  2. Per- and polyfluoroalkyl substances (PFAS) are a class of synthetic organic substances with diverse structures, properties, uses, bioaccumulation potentials and toxicities. Despite this high diversity, all PFAS are alike in that they contain perfluoroalkyl moieties that are extremely resistant to environmental and metabolic degradation. The vast majority of PFAS are therefore either non-degradable or transform ultimately into stable terminal transformation products (which are still PFAS). Under the European chemicals regulation this classifies PFAS as very persistent substances (vP). We argue that this high persistence is sufficient concern for their management as a chemical class, and for all “non-essential” uses of PFAS to be phased out. The continual release of highly persistent PFAS will result in increasing concentrations and increasing probabilities of the occurrence of known and unknown effects. Once adverse effects are identified, the exposure and associated effects will not be easily reversible. Reversing PFAS contamination will be technically challenging, energy intensive, and costly for society, as is evident in the efforts to remove PFAS from contaminated land and drinking water sources.
  3. Per- and polyfluoroalkyl substances (PFAS) are of concern because of their high persistence (or that of their degradation products) and their impacts on human and environmental health that are known or can be deduced from some well-studied PFAS. Currently, many different PFAS (on the order of several thousands) are used in a wide range of applications, and there is no comprehensive source of information on the many individual substances and their functions in different applications. Here we provide a broad overview of many use categories where PFAS have been employed and for which function; we also specify which PFAS have been used and discuss the magnitude of the uses. Despite being non-exhaustive, our study clearly demonstrates that PFAS are used in almost all industry branches and many consumer products. In total, more than 200 use categories and subcategories are identified for more than 1400 individual PFAS. In addition to well-known categories such as textile impregnation, fire-fighting foam, and electroplating, the identified use categories also include many categories not described in the scientific literature, including PFAS in ammunition, climbing ropes, guitar strings, artificial turf, and soil remediation.
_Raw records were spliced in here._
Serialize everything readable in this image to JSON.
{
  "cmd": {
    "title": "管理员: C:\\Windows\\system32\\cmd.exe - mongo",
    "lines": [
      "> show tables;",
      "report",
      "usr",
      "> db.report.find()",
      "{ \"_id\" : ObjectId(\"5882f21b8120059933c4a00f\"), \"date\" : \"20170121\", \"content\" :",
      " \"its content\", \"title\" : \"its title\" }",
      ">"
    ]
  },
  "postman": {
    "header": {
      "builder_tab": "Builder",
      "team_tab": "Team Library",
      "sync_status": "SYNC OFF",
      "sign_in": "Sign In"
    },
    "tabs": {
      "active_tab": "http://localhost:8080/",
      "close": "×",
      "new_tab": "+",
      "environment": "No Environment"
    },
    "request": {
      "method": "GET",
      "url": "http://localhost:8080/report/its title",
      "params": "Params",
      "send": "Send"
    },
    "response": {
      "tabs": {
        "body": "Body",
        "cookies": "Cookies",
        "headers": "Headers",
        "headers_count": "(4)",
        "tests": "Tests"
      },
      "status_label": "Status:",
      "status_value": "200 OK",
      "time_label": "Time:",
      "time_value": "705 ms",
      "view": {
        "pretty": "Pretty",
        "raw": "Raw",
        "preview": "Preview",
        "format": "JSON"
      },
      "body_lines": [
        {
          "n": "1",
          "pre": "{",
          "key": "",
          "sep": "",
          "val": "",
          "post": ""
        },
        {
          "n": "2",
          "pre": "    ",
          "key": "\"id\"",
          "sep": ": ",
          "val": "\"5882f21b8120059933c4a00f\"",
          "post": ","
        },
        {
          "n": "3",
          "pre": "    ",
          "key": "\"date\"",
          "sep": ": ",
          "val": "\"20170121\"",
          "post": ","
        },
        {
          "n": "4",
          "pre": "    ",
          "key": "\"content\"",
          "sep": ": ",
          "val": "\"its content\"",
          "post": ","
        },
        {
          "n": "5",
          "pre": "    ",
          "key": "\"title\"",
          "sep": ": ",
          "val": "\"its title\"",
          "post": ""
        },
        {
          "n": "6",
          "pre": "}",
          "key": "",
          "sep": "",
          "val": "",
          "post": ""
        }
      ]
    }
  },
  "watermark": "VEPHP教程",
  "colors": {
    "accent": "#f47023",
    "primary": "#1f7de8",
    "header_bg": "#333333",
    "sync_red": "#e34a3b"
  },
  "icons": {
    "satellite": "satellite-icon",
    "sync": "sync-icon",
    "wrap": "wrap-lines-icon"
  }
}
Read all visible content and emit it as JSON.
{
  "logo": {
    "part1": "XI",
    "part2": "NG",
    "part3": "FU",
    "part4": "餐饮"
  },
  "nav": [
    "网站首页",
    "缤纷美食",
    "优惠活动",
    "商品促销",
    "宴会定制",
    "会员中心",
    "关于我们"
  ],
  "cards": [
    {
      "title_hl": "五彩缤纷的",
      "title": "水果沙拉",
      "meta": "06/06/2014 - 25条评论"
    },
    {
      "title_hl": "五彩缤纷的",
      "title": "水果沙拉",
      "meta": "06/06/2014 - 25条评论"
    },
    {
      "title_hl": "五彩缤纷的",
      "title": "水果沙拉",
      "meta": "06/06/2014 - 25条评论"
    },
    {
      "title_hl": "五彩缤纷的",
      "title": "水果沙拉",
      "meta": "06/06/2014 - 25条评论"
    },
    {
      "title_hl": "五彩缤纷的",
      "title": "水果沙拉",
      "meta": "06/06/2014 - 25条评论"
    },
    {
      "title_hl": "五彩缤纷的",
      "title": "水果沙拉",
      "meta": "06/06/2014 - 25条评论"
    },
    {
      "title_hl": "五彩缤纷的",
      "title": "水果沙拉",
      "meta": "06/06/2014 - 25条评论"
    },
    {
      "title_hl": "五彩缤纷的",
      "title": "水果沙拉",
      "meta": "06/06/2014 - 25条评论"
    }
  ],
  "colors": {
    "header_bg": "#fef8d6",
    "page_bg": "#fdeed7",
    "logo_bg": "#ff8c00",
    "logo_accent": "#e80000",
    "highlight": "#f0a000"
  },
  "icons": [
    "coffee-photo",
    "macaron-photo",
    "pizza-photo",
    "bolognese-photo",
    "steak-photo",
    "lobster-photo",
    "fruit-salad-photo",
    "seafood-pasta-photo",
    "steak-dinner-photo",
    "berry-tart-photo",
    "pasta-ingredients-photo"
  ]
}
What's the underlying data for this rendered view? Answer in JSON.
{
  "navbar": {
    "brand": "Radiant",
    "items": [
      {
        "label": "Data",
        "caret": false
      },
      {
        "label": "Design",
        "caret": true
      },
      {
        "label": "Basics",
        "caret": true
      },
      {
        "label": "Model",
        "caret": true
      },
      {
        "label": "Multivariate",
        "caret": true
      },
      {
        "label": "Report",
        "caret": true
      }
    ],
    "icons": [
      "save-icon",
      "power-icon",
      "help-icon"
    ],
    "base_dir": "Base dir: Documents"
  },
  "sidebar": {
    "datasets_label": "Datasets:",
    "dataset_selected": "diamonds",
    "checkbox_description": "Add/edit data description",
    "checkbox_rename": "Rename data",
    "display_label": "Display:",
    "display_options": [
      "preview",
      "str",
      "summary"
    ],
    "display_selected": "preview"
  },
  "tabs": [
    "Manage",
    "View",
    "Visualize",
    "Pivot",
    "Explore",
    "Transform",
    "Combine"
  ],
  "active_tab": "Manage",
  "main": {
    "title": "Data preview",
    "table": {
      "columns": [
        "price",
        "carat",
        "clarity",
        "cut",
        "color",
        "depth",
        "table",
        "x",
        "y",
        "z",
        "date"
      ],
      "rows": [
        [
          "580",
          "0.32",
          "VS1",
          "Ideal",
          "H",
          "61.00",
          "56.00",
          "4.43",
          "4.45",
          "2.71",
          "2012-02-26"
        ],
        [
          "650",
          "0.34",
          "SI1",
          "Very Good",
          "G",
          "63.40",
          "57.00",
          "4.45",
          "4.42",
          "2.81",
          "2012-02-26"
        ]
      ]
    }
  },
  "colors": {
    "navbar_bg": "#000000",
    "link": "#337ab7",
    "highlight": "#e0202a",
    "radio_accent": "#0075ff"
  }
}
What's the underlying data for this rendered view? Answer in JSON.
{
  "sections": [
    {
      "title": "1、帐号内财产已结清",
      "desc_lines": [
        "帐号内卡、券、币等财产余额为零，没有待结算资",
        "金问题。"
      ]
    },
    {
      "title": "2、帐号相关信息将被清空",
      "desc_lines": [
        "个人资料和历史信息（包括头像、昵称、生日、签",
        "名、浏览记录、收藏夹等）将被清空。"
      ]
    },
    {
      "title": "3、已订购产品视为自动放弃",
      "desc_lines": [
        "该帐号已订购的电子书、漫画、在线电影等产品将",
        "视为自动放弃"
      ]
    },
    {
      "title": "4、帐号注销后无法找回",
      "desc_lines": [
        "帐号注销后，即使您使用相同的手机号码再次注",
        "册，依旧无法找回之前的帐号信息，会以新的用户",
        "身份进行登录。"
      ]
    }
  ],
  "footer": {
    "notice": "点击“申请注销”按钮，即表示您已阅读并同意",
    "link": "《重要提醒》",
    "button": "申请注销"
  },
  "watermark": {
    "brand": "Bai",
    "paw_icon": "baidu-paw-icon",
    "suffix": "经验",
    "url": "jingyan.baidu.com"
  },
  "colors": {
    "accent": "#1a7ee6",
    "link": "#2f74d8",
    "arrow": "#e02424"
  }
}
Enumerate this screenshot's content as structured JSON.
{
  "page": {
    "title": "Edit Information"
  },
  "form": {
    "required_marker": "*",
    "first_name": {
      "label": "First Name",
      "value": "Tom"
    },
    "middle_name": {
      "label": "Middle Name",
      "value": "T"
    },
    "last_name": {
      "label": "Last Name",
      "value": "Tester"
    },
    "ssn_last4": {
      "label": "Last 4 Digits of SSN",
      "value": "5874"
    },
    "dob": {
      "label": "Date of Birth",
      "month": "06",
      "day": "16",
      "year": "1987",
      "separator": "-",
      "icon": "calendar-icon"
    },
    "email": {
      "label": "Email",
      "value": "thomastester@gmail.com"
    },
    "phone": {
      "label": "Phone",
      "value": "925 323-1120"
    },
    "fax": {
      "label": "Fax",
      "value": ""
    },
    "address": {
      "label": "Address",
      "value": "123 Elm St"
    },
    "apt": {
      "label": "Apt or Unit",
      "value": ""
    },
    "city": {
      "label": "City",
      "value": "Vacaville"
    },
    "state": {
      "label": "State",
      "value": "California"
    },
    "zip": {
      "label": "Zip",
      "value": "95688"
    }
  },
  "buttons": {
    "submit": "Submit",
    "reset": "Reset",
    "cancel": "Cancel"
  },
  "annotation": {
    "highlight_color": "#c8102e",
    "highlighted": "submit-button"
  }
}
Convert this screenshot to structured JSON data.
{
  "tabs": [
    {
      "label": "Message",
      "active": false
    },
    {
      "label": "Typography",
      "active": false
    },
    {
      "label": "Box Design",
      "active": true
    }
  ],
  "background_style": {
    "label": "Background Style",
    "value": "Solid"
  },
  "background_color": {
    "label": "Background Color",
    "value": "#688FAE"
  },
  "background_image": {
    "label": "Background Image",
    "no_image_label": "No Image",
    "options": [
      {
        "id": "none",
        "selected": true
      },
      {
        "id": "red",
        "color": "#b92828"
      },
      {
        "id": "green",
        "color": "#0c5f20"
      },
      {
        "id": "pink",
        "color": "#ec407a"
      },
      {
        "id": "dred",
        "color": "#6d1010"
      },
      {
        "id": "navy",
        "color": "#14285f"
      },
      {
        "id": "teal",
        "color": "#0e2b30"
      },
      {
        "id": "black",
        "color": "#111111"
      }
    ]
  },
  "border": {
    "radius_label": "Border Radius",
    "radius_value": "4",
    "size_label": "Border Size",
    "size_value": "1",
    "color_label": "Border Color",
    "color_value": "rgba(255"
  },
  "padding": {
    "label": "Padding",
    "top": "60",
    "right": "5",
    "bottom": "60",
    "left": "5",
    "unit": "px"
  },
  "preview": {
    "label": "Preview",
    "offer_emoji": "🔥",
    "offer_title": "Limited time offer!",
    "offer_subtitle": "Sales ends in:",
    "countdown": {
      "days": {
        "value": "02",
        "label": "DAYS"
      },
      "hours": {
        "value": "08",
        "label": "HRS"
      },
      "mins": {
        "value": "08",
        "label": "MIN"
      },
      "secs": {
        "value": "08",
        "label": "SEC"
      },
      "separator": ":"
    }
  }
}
We further discuss several use categories that may be prioritised for finding PFAS-free alternatives.more »Besides the detailed description of use categories, the present study also provides a list of the identified PFAS per use category, including their exact masses for future analytical studies aiming to identify additional PFAS.« less